What you should do: From the listing below, copy each line that holds "giratoria".

===

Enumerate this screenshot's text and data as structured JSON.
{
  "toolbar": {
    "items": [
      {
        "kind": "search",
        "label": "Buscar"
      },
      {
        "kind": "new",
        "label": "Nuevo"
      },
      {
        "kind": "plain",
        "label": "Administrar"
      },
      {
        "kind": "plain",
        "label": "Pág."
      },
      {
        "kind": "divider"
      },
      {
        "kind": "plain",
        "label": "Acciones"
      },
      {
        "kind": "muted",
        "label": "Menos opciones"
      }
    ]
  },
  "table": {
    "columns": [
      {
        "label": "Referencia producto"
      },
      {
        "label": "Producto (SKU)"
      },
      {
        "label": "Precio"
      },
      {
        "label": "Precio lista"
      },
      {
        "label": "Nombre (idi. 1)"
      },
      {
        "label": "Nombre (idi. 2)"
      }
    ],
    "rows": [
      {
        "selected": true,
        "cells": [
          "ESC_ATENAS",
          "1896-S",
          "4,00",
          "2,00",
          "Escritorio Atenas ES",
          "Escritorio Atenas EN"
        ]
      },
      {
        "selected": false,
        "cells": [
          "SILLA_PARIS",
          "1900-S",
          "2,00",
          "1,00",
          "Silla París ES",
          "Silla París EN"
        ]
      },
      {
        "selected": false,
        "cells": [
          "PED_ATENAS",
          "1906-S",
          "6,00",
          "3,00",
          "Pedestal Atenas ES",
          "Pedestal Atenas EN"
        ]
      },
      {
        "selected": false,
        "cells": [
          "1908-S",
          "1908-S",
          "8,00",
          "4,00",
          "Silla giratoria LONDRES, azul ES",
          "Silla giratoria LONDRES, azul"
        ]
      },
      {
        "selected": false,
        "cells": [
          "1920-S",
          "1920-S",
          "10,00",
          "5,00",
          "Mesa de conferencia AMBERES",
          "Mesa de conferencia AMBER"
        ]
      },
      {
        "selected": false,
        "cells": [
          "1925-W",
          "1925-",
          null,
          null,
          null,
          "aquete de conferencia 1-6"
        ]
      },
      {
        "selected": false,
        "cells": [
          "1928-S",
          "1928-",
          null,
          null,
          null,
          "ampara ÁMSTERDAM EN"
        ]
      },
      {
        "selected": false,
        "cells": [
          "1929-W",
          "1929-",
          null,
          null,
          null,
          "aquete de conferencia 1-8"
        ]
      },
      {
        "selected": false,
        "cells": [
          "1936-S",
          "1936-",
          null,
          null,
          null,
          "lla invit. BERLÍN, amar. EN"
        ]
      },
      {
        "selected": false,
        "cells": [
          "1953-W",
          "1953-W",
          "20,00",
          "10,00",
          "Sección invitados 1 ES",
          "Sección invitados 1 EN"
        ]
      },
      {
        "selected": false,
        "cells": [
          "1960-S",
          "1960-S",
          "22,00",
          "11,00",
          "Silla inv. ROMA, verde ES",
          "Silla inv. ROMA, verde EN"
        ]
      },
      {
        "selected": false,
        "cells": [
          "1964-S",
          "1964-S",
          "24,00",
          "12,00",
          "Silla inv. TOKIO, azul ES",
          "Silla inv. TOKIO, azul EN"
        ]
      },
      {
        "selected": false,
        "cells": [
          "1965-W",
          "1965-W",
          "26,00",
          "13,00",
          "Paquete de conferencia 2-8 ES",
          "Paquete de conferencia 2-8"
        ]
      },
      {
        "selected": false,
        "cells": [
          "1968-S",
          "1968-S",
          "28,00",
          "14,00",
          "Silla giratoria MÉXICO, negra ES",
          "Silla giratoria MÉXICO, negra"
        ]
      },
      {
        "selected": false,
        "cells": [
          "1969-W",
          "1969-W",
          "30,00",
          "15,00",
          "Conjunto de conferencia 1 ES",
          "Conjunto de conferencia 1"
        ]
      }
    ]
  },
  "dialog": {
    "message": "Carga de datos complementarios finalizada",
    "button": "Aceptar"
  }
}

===

Output for this task:
          "Silla giratoria LONDRES, azul ES",
          "Silla giratoria LONDRES, azul"
          "Silla giratoria MÉXICO, negra ES",
          "Silla giratoria MÉXICO, negra"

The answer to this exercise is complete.